BEGIN
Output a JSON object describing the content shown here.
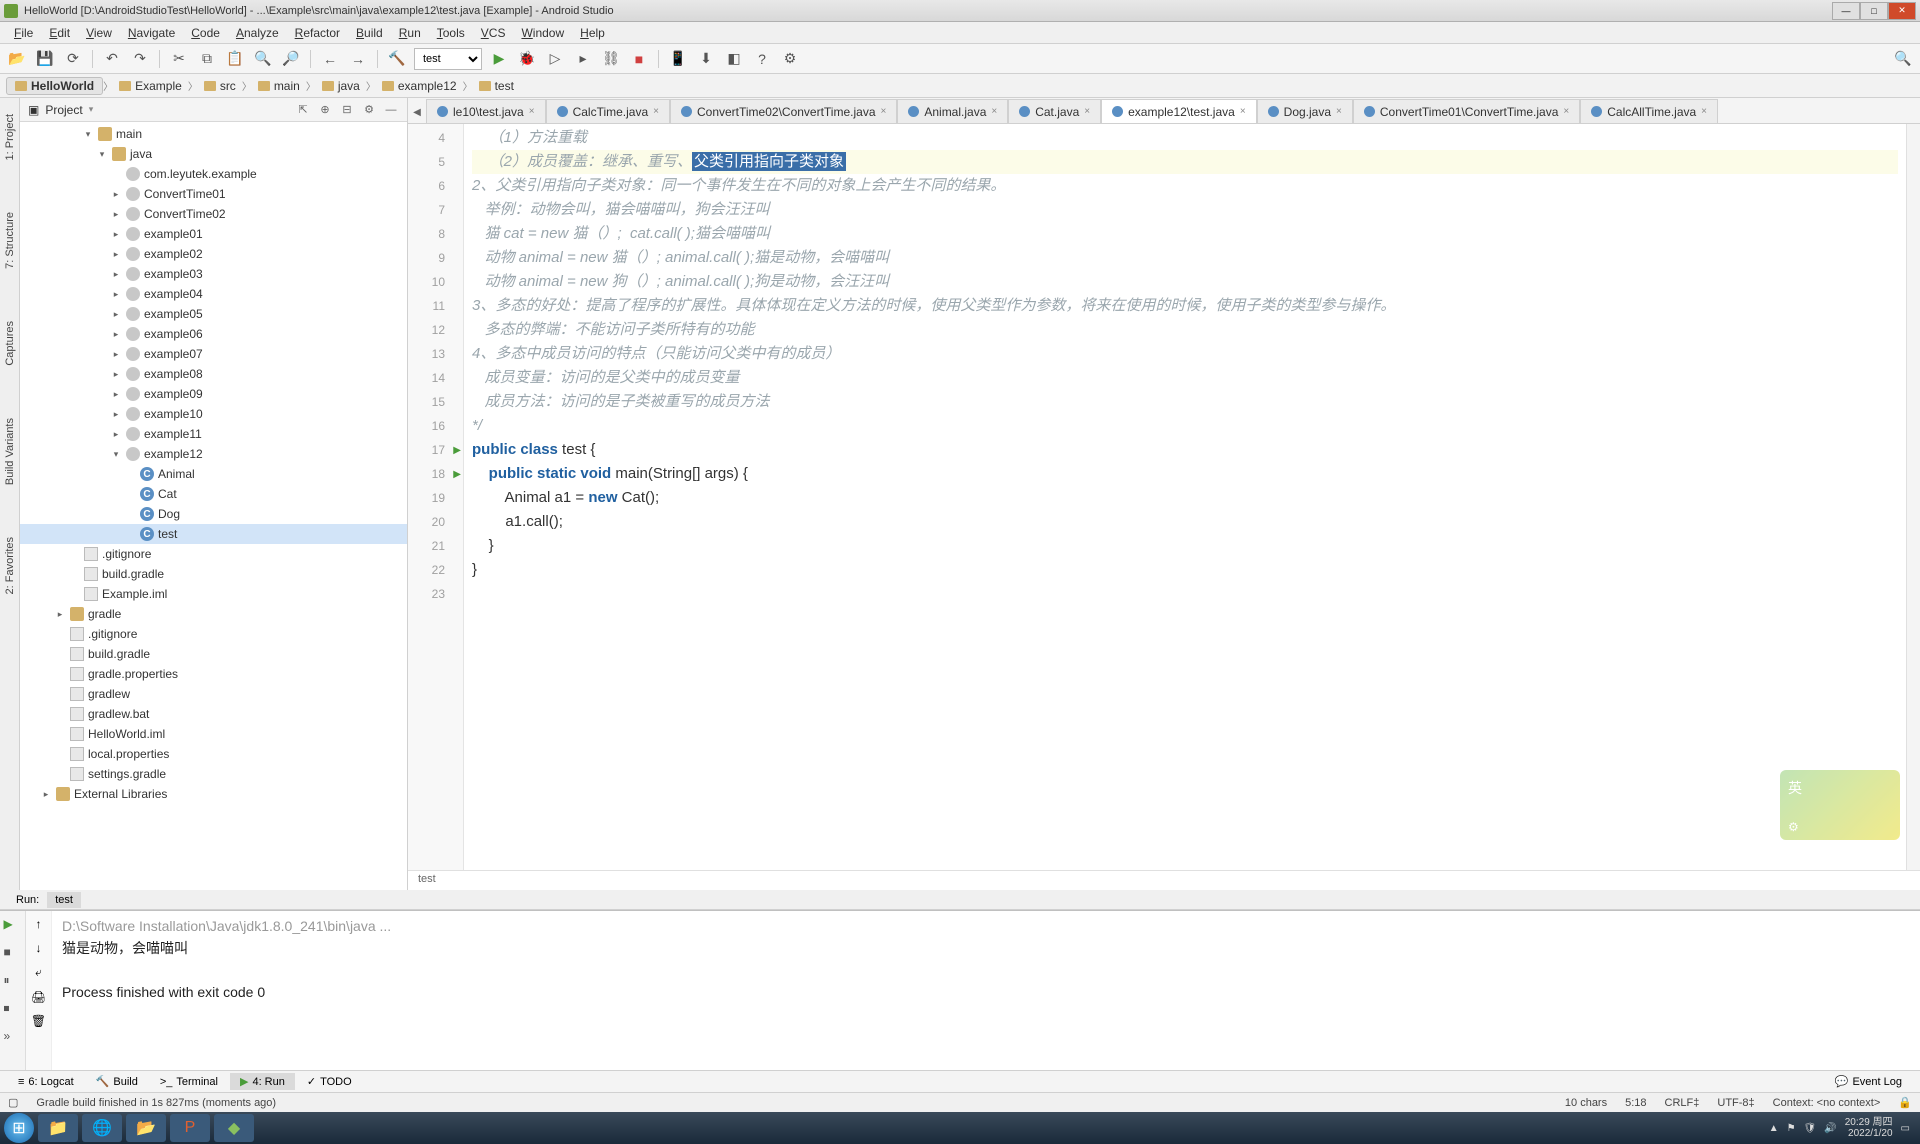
{
  "window": {
    "title": "HelloWorld [D:\\AndroidStudioTest\\HelloWorld] - ...\\Example\\src\\main\\java\\example12\\test.java [Example] - Android Studio"
  },
  "menu": [
    "File",
    "Edit",
    "View",
    "Navigate",
    "Code",
    "Analyze",
    "Refactor",
    "Build",
    "Run",
    "Tools",
    "VCS",
    "Window",
    "Help"
  ],
  "toolbar": {
    "run_config": "test"
  },
  "breadcrumbs": [
    "HelloWorld",
    "Example",
    "src",
    "main",
    "java",
    "example12",
    "test"
  ],
  "project": {
    "header": "Project",
    "tree": {
      "main": "main",
      "java": "java",
      "pkg": "com.leyutek.example",
      "ct01": "ConvertTime01",
      "ct02": "ConvertTime02",
      "ex01": "example01",
      "ex02": "example02",
      "ex03": "example03",
      "ex04": "example04",
      "ex05": "example05",
      "ex06": "example06",
      "ex07": "example07",
      "ex08": "example08",
      "ex09": "example09",
      "ex10": "example10",
      "ex11": "example11",
      "ex12": "example12",
      "animal": "Animal",
      "cat": "Cat",
      "dog": "Dog",
      "test": "test",
      "gitignore": ".gitignore",
      "buildgradle": "build.gradle",
      "exampleiml": "Example.iml",
      "gradle": "gradle",
      "gitignore2": ".gitignore",
      "buildgradle2": "build.gradle",
      "gradleprops": "gradle.properties",
      "gradlew": "gradlew",
      "gradlewbat": "gradlew.bat",
      "helloiml": "HelloWorld.iml",
      "localprops": "local.properties",
      "settingsgradle": "settings.gradle",
      "extlib": "External Libraries"
    }
  },
  "side_tabs": {
    "project": "1: Project",
    "structure": "7: Structure",
    "captures": "Captures",
    "buildvariants": "Build Variants",
    "favorites": "2: Favorites"
  },
  "editor_tabs": [
    "le10\\test.java",
    "CalcTime.java",
    "ConvertTime02\\ConvertTime.java",
    "Animal.java",
    "Cat.java",
    "example12\\test.java",
    "Dog.java",
    "ConvertTime01\\ConvertTime.java",
    "CalcAllTime.java"
  ],
  "active_tab_index": 5,
  "code": {
    "line_start": 4,
    "lines": [
      {
        "n": 4,
        "type": "cmt",
        "text": "    （1）方法重载"
      },
      {
        "n": 5,
        "type": "cmt-hl",
        "pre": "    （2）成员覆盖：继承、重写、",
        "hl": "父类引用指向子类对象"
      },
      {
        "n": 6,
        "type": "cmt",
        "text": "2、父类引用指向子类对象：同一个事件发生在不同的对象上会产生不同的结果。"
      },
      {
        "n": 7,
        "type": "cmt",
        "text": "   举例：动物会叫，猫会喵喵叫，狗会汪汪叫"
      },
      {
        "n": 8,
        "type": "cmt",
        "text": "   猫 cat = new 猫（）;  cat.call( );猫会喵喵叫"
      },
      {
        "n": 9,
        "type": "cmt",
        "text": "   动物 animal = new 猫（）; animal.call( );猫是动物，会喵喵叫"
      },
      {
        "n": 10,
        "type": "cmt",
        "text": "   动物 animal = new 狗（）; animal.call( );狗是动物，会汪汪叫"
      },
      {
        "n": 11,
        "type": "cmt",
        "text": "3、多态的好处：提高了程序的扩展性。具体体现在定义方法的时候，使用父类型作为参数，将来在使用的时候，使用子类的类型参与操作。"
      },
      {
        "n": 12,
        "type": "cmt",
        "text": "   多态的弊端：不能访问子类所特有的功能"
      },
      {
        "n": 13,
        "type": "cmt",
        "text": "4、多态中成员访问的特点（只能访问父类中有的成员）"
      },
      {
        "n": 14,
        "type": "cmt",
        "text": "   成员变量：访问的是父类中的成员变量"
      },
      {
        "n": 15,
        "type": "cmt",
        "text": "   成员方法：访问的是子类被重写的成员方法"
      },
      {
        "n": 16,
        "type": "cmt",
        "text": "*/"
      },
      {
        "n": 17,
        "type": "code",
        "html": "<span class='kw'>public</span> <span class='kw'>class</span> test {",
        "run": true
      },
      {
        "n": 18,
        "type": "code",
        "html": "    <span class='kw'>public</span> <span class='kw'>static</span> <span class='kw'>void</span> main(String[] args) {",
        "run": true
      },
      {
        "n": 19,
        "type": "code",
        "html": "        Animal a1 = <span class='kw'>new</span> Cat();"
      },
      {
        "n": 20,
        "type": "code",
        "html": "        a1.call();"
      },
      {
        "n": 21,
        "type": "code",
        "html": "    }"
      },
      {
        "n": 22,
        "type": "code",
        "html": "}"
      },
      {
        "n": 23,
        "type": "code",
        "html": ""
      }
    ],
    "footer_crumb": "test"
  },
  "run": {
    "tab1": "Run:",
    "tab2": "test",
    "lines": [
      {
        "cls": "out-gray",
        "text": "D:\\Software Installation\\Java\\jdk1.8.0_241\\bin\\java ..."
      },
      {
        "cls": "out-norm",
        "text": "猫是动物，会喵喵叫"
      },
      {
        "cls": "out-norm",
        "text": ""
      },
      {
        "cls": "out-norm",
        "text": "Process finished with exit code 0"
      }
    ]
  },
  "bottom_tabs": {
    "logcat": "6: Logcat",
    "build": "Build",
    "terminal": "Terminal",
    "run": "4: Run",
    "todo": "TODO",
    "eventlog": "Event Log"
  },
  "status": {
    "msg": "Gradle build finished in 1s 827ms (moments ago)",
    "chars": "10 chars",
    "pos": "5:18",
    "crlf": "CRLF‡",
    "enc": "UTF-8‡",
    "context": "Context: <no context>"
  },
  "taskbar": {
    "time": "20:29 周四",
    "date": "2022/1/20"
  }
}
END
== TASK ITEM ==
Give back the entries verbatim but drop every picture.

== TASK RESPONSE ==
Output a JSON object describing the content shown here.
{
  "window": {
    "title": "HelloWorld [D:\\AndroidStudioTest\\HelloWorld] - ...\\Example\\src\\main\\java\\example12\\test.java [Example] - Android Studio"
  },
  "menu": [
    "File",
    "Edit",
    "View",
    "Navigate",
    "Code",
    "Analyze",
    "Refactor",
    "Build",
    "Run",
    "Tools",
    "VCS",
    "Window",
    "Help"
  ],
  "toolbar": {
    "run_config": "test"
  },
  "breadcrumbs": [
    "HelloWorld",
    "Example",
    "src",
    "main",
    "java",
    "example12",
    "test"
  ],
  "project": {
    "header": "Project",
    "tree": {
      "main": "main",
      "java": "java",
      "pkg": "com.leyutek.example",
      "ct01": "ConvertTime01",
      "ct02": "ConvertTime02",
      "ex01": "example01",
      "ex02": "example02",
      "ex03": "example03",
      "ex04": "example04",
      "ex05": "example05",
      "ex06": "example06",
      "ex07": "example07",
      "ex08": "example08",
      "ex09": "example09",
      "ex10": "example10",
      "ex11": "example11",
      "ex12": "example12",
      "animal": "Animal",
      "cat": "Cat",
      "dog": "Dog",
      "test": "test",
      "gitignore": ".gitignore",
      "buildgradle": "build.gradle",
      "exampleiml": "Example.iml",
      "gradle": "gradle",
      "gitignore2": ".gitignore",
      "buildgradle2": "build.gradle",
      "gradleprops": "gradle.properties",
      "gradlew": "gradlew",
      "gradlewbat": "gradlew.bat",
      "helloiml": "HelloWorld.iml",
      "localprops": "local.properties",
      "settingsgradle": "settings.gradle",
      "extlib": "External Libraries"
    }
  },
  "side_tabs": {
    "project": "1: Project",
    "structure": "7: Structure",
    "captures": "Captures",
    "buildvariants": "Build Variants",
    "favorites": "2: Favorites"
  },
  "editor_tabs": [
    "le10\\test.java",
    "CalcTime.java",
    "ConvertTime02\\ConvertTime.java",
    "Animal.java",
    "Cat.java",
    "example12\\test.java",
    "Dog.java",
    "ConvertTime01\\ConvertTime.java",
    "CalcAllTime.java"
  ],
  "active_tab_index": 5,
  "code": {
    "line_start": 4,
    "lines": [
      {
        "n": 4,
        "type": "cmt",
        "text": "    （1）方法重载"
      },
      {
        "n": 5,
        "type": "cmt-hl",
        "pre": "    （2）成员覆盖：继承、重写、",
        "hl": "父类引用指向子类对象"
      },
      {
        "n": 6,
        "type": "cmt",
        "text": "2、父类引用指向子类对象：同一个事件发生在不同的对象上会产生不同的结果。"
      },
      {
        "n": 7,
        "type": "cmt",
        "text": "   举例：动物会叫，猫会喵喵叫，狗会汪汪叫"
      },
      {
        "n": 8,
        "type": "cmt",
        "text": "   猫 cat = new 猫（）;  cat.call( );猫会喵喵叫"
      },
      {
        "n": 9,
        "type": "cmt",
        "text": "   动物 animal = new 猫（）; animal.call( );猫是动物，会喵喵叫"
      },
      {
        "n": 10,
        "type": "cmt",
        "text": "   动物 animal = new 狗（）; animal.call( );狗是动物，会汪汪叫"
      },
      {
        "n": 11,
        "type": "cmt",
        "text": "3、多态的好处：提高了程序的扩展性。具体体现在定义方法的时候，使用父类型作为参数，将来在使用的时候，使用子类的类型参与操作。"
      },
      {
        "n": 12,
        "type": "cmt",
        "text": "   多态的弊端：不能访问子类所特有的功能"
      },
      {
        "n": 13,
        "type": "cmt",
        "text": "4、多态中成员访问的特点（只能访问父类中有的成员）"
      },
      {
        "n": 14,
        "type": "cmt",
        "text": "   成员变量：访问的是父类中的成员变量"
      },
      {
        "n": 15,
        "type": "cmt",
        "text": "   成员方法：访问的是子类被重写的成员方法"
      },
      {
        "n": 16,
        "type": "cmt",
        "text": "*/"
      },
      {
        "n": 17,
        "type": "code",
        "html": "<span class='kw'>public</span> <span class='kw'>class</span> test {",
        "run": true
      },
      {
        "n": 18,
        "type": "code",
        "html": "    <span class='kw'>public</span> <span class='kw'>static</span> <span class='kw'>void</span> main(String[] args) {",
        "run": true
      },
      {
        "n": 19,
        "type": "code",
        "html": "        Animal a1 = <span class='kw'>new</span> Cat();"
      },
      {
        "n": 20,
        "type": "code",
        "html": "        a1.call();"
      },
      {
        "n": 21,
        "type": "code",
        "html": "    }"
      },
      {
        "n": 22,
        "type": "code",
        "html": "}"
      },
      {
        "n": 23,
        "type": "code",
        "html": ""
      }
    ],
    "footer_crumb": "test"
  },
  "run": {
    "tab1": "Run:",
    "tab2": "test",
    "lines": [
      {
        "cls": "out-gray",
        "text": "D:\\Software Installation\\Java\\jdk1.8.0_241\\bin\\java ..."
      },
      {
        "cls": "out-norm",
        "text": "猫是动物，会喵喵叫"
      },
      {
        "cls": "out-norm",
        "text": ""
      },
      {
        "cls": "out-norm",
        "text": "Process finished with exit code 0"
      }
    ]
  },
  "bottom_tabs": {
    "logcat": "6: Logcat",
    "build": "Build",
    "terminal": "Terminal",
    "run": "4: Run",
    "todo": "TODO",
    "eventlog": "Event Log"
  },
  "status": {
    "msg": "Gradle build finished in 1s 827ms (moments ago)",
    "chars": "10 chars",
    "pos": "5:18",
    "crlf": "CRLF‡",
    "enc": "UTF-8‡",
    "context": "Context: <no context>"
  },
  "taskbar": {
    "time": "20:29 周四",
    "date": "2022/1/20"
  }
}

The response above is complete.